A good #goal to aspire for meanwhile is 25 minutes as long as I keep a good form throughout.
I felt a bit dizzy after getting from the water and I feel like my neck hurts a bit during the streamline as my head is tucked in forward between the stretched arms. #lesson learned here is to keep the head more neutral as it rests between the arms.
I should also try harder for bilateral breathing which I was forcing. I feel like on one side I over rotate to breath so I end up avoiding breathing on that side which is not good. #recurring_problem
I was able to incorporate the dolphin streamline that I learned last week but I still didn't do my flip turns which is still my major #recurring_problem
Earlier this week I gave a go on stationary flipping just to get over the fear of flipping in water. It worked so that's the positive thing; however, I got a bit dizzy and I had a bad feeling in my sinuses kind of like after you vomit so I didn't attempt a second turn unfortunately. I read a few tips about continuously exhaling from your nose during the flip to avoid inhaling water but I found it hard to perform during the turn (when it's most important).
I will attempt a bunch of more flip turns in the next session and if I still struggle with it I will bring back coach Aboudi for help #plan
In today's swim session I was finally able to swim for 30 pool lengths (750 yards) non stop and without tiring out! #milestone
This is huge as I used to get tired after the 4 pool length. The #lesson that got solidified is to be mindful of my breathing patterns and allow enough time to inhale every 3 or 4th stroke. I also noticed that after doing 4 laps I got into a flow state that made the swim much more effortless.

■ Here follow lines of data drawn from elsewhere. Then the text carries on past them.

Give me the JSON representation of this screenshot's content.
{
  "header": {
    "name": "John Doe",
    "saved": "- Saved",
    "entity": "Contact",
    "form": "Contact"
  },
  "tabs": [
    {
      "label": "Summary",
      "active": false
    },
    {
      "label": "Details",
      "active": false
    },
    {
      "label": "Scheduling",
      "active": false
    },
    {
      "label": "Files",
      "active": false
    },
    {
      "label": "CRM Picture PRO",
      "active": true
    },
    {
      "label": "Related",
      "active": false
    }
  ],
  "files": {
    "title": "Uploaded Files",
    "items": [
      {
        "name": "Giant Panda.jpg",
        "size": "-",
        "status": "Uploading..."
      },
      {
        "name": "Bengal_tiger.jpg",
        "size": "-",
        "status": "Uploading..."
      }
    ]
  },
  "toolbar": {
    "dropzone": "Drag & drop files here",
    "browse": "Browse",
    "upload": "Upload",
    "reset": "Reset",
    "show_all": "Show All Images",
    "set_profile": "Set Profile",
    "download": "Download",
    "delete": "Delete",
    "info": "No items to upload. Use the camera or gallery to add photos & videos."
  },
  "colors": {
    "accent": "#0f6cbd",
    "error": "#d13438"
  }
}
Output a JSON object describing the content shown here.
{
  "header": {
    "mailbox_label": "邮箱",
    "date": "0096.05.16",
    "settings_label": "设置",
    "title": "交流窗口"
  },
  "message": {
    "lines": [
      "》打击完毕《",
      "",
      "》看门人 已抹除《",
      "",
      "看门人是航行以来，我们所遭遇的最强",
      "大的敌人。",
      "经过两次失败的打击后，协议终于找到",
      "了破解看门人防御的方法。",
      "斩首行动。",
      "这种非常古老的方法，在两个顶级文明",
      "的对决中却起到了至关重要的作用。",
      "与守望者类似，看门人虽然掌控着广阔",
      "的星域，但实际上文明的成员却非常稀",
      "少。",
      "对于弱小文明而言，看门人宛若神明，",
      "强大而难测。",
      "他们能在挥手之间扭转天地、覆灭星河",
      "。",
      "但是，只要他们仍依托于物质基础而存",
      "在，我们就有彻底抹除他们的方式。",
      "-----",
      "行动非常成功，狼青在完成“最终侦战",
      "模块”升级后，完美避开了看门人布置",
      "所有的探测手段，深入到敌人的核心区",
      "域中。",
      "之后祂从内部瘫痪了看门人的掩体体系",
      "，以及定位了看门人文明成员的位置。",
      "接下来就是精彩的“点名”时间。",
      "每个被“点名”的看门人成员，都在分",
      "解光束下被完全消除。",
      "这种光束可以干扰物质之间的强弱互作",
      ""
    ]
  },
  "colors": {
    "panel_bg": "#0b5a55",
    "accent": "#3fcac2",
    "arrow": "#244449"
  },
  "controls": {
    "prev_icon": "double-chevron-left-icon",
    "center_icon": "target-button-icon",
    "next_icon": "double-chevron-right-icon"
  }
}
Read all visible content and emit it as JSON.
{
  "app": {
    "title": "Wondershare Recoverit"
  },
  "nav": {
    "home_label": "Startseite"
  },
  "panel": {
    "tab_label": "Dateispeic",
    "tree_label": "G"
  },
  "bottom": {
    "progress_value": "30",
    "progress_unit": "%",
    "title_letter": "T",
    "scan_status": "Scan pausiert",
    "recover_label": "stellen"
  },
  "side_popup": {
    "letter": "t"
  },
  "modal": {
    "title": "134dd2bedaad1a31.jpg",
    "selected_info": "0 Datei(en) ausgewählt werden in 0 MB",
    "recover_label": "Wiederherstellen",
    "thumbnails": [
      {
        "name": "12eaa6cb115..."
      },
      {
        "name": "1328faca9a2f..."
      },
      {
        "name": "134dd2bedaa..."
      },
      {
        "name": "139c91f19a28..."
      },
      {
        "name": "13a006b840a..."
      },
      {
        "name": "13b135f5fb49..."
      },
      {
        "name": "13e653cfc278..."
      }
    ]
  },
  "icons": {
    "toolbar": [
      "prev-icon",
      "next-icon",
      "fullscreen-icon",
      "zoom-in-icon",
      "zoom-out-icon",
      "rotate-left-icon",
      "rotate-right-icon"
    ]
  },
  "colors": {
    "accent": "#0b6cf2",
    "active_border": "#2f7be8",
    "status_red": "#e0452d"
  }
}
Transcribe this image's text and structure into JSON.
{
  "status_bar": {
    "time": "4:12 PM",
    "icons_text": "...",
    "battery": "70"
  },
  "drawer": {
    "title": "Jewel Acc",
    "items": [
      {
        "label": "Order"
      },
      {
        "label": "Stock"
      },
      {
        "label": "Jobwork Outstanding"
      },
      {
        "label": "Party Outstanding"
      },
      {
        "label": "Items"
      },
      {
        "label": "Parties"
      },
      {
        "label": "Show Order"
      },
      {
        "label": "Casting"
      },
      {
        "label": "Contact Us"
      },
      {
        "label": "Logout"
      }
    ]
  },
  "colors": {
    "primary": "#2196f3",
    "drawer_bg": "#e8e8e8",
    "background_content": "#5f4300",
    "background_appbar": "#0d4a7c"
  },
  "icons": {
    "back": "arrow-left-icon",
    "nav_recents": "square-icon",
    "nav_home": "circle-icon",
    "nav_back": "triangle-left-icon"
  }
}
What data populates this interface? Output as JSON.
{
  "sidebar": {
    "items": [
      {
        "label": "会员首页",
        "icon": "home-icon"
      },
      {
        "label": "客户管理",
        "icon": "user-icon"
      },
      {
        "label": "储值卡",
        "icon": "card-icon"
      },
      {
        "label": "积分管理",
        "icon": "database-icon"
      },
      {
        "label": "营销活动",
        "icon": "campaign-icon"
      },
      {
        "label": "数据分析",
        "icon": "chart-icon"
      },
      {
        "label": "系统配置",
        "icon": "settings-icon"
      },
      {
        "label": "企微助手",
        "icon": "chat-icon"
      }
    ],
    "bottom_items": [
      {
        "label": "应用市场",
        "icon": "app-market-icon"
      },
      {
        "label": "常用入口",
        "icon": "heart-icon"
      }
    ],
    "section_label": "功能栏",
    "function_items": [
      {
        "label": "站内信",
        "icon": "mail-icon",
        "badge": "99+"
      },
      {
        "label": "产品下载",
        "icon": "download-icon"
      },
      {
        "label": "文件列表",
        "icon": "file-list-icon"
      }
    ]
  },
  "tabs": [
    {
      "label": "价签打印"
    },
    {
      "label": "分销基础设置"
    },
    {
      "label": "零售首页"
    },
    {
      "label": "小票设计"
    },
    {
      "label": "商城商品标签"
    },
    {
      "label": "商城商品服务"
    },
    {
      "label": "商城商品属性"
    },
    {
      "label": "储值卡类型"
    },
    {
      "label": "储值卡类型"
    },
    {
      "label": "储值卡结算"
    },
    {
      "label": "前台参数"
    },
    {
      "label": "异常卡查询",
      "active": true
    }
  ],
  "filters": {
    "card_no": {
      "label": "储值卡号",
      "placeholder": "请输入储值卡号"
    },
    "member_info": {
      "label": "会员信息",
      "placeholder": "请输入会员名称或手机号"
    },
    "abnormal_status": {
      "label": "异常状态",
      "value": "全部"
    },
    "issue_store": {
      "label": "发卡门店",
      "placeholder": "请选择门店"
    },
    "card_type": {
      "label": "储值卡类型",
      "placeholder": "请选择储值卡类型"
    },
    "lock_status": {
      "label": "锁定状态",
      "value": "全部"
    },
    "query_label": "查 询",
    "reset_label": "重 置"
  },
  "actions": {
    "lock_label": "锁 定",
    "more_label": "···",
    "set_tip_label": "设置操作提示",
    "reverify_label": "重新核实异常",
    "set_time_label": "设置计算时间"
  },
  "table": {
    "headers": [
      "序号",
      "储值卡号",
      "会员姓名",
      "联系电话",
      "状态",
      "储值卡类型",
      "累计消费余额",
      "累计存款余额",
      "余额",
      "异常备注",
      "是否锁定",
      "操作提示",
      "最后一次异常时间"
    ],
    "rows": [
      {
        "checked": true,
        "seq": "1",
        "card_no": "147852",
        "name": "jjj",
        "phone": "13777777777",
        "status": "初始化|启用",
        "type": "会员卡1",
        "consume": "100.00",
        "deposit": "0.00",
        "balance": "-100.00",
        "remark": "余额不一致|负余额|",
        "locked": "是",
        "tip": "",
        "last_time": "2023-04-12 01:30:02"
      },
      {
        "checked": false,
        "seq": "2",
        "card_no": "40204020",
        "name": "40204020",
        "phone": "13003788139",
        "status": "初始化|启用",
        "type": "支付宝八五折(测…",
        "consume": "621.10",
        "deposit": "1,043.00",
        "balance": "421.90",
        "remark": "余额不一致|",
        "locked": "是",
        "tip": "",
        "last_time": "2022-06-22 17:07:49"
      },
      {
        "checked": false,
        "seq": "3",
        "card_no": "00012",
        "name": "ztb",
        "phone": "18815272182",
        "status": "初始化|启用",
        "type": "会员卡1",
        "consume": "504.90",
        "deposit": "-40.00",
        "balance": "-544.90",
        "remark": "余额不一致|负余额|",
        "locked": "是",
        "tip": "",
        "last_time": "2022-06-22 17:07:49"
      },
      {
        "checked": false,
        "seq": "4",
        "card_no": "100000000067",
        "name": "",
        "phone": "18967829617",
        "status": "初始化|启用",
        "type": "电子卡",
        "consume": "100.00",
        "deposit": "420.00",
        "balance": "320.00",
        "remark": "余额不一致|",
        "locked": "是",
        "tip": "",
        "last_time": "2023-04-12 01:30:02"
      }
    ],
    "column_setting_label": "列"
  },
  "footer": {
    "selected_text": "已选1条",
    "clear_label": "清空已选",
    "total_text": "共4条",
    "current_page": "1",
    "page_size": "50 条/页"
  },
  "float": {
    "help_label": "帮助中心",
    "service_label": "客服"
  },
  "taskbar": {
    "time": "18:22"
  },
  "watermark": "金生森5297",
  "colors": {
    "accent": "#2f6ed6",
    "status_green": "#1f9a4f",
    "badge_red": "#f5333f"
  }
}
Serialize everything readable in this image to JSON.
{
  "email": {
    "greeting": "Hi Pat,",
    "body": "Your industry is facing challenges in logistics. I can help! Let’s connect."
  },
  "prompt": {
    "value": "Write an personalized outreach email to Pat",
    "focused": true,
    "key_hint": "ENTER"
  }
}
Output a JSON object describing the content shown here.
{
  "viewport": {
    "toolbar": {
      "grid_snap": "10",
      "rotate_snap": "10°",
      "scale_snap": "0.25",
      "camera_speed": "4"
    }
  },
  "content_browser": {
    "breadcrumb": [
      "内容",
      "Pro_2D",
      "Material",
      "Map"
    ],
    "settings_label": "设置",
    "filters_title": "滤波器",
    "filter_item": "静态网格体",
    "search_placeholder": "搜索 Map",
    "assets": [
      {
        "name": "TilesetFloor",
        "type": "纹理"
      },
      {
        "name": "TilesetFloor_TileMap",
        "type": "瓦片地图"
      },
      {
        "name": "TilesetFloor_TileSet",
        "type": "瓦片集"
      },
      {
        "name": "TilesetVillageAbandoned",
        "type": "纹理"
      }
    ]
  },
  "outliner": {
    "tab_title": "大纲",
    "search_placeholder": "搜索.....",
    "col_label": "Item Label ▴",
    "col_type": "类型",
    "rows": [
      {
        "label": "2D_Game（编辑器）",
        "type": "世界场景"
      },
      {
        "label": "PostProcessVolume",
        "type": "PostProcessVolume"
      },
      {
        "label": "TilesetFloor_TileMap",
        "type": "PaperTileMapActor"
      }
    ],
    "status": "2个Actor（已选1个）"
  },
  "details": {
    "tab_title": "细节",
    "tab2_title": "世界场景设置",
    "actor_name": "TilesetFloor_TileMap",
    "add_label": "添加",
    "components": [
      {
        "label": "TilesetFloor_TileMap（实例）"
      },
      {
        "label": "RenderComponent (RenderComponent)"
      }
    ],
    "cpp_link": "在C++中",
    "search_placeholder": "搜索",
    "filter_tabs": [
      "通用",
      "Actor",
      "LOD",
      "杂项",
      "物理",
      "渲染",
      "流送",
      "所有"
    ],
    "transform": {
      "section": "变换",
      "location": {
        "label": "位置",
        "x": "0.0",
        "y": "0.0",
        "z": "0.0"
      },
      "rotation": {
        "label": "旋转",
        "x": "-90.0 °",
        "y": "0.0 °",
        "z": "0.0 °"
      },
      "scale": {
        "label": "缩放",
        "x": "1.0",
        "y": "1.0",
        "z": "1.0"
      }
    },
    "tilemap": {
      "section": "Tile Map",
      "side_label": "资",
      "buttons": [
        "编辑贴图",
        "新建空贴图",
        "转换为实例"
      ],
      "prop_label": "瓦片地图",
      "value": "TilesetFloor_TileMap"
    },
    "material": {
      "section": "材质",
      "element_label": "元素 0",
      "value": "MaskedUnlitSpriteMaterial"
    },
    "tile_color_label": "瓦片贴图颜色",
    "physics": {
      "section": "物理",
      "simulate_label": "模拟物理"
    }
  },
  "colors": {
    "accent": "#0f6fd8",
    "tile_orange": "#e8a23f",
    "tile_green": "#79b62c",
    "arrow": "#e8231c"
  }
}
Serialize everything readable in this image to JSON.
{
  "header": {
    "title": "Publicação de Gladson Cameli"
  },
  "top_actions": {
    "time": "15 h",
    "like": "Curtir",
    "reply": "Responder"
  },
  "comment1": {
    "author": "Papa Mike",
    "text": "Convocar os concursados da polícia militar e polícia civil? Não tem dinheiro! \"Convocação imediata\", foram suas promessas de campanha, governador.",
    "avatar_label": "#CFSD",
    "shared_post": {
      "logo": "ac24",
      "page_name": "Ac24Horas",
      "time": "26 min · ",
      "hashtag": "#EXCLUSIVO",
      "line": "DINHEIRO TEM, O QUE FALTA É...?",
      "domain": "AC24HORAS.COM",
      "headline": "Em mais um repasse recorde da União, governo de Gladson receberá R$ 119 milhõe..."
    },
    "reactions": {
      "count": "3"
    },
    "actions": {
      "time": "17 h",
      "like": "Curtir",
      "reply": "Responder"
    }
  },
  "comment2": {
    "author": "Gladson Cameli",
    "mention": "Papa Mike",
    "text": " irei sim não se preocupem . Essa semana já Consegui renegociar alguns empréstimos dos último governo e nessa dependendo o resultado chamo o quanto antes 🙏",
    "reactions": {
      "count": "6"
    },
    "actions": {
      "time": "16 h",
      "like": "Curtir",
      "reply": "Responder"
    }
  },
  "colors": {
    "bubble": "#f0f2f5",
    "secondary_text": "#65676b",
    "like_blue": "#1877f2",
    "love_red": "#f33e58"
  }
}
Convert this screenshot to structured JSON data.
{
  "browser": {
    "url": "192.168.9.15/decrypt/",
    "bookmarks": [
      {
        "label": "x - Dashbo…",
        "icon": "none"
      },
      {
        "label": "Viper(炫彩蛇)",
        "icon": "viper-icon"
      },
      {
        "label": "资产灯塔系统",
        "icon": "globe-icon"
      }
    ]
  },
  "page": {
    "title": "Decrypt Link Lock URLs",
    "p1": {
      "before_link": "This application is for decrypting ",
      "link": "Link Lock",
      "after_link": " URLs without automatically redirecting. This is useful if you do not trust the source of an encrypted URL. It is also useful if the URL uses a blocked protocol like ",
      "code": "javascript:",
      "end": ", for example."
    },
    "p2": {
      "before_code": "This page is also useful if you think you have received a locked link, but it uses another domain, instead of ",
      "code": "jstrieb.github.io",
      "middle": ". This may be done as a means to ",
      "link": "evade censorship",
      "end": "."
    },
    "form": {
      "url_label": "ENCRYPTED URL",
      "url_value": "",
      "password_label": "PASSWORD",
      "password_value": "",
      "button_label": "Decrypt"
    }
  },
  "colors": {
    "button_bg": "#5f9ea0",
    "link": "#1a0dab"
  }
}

I would say though that the main #recurring_problems that I need to address very soon is improving my streamlining and learn the tumble turn. The streamlining that I'm doing right now is semi-OK but I noticed that my head would hurt as if I'm headbutting the water so my #plan is to watch a few videos on that. Also I'm beginning to see the importance of learning the tumble turn as that would make for a less abrupt and faster transition in between laps (will watch videos on that as well).
My medium term #plan is to build up for a 70 pool length swim (i.e. 1 mile) but only after I refine the techniques a bit more
Had another coaching session with coach Aboudi today at Dearborn's civic center.
The biggest #lesson I learned today from my coach is to spend an extra half a second breathing when turning my head out of the water. This allows me to fully inhale and stay relaxed as I'm swimming. Once I tried it today I noticed that I wasn't tiring as quickly as I used to and my coach mentioned that I even got faster when I did that.
Another thing I worked on is improving my body rotation as I'm swimming. I found that performing the rotation drill on one side, then swimming regularly for a lap then practicing the drill on the other side followed by a regular swim helped solidify the concept a bit more. #lesson
My current #sprint_timing is 42seconds per 50 yards.
Currently I'm doing the following #drills in the beginning of my swim session:
This is my first #progress_video that my coach shot today:
The biggest #recurring_problems that I see here are:
I've been recently getting exhausted when swimming even though I'm sure my cardio capacity is pretty solid.
I have learned to constantly exhale under the water as I swim but according to this video, I might be overdoing it. My #plan is to follow their advice and slowly exhale during my stroke and only speed up to empty my lungs right before turning for a breath. Curious to see if that helps my endurance.